Data records ▸
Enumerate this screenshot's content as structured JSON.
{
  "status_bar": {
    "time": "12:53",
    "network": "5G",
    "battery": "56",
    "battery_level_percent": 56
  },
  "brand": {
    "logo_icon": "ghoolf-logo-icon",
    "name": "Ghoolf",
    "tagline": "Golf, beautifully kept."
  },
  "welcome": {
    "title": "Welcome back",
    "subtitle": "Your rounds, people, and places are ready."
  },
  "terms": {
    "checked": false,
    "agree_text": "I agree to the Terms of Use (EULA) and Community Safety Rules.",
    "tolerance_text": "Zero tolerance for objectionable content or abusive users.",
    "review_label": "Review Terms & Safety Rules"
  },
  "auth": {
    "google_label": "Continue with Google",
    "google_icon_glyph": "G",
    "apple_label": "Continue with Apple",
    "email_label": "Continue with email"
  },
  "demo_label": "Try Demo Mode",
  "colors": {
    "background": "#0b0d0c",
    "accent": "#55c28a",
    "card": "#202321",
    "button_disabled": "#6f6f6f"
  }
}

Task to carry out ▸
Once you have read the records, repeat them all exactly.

Your solution ▸
Enumerate this screenshot's content as structured JSON.
{
  "status_bar": {
    "time": "12:53",
    "network": "5G",
    "battery": "56",
    "battery_level_percent": 56
  },
  "brand": {
    "logo_icon": "ghoolf-logo-icon",
    "name": "Ghoolf",
    "tagline": "Golf, beautifully kept."
  },
  "welcome": {
    "title": "Welcome back",
    "subtitle": "Your rounds, people, and places are ready."
  },
  "terms": {
    "checked": false,
    "agree_text": "I agree to the Terms of Use (EULA) and Community Safety Rules.",
    "tolerance_text": "Zero tolerance for objectionable content or abusive users.",
    "review_label": "Review Terms & Safety Rules"
  },
  "auth": {
    "google_label": "Continue with Google",
    "google_icon_glyph": "G",
    "apple_label": "Continue with Apple",
    "email_label": "Continue with email"
  },
  "demo_label": "Try Demo Mode",
  "colors": {
    "background": "#0b0d0c",
    "accent": "#55c28a",
    "card": "#202321",
    "button_disabled": "#6f6f6f"
  }
}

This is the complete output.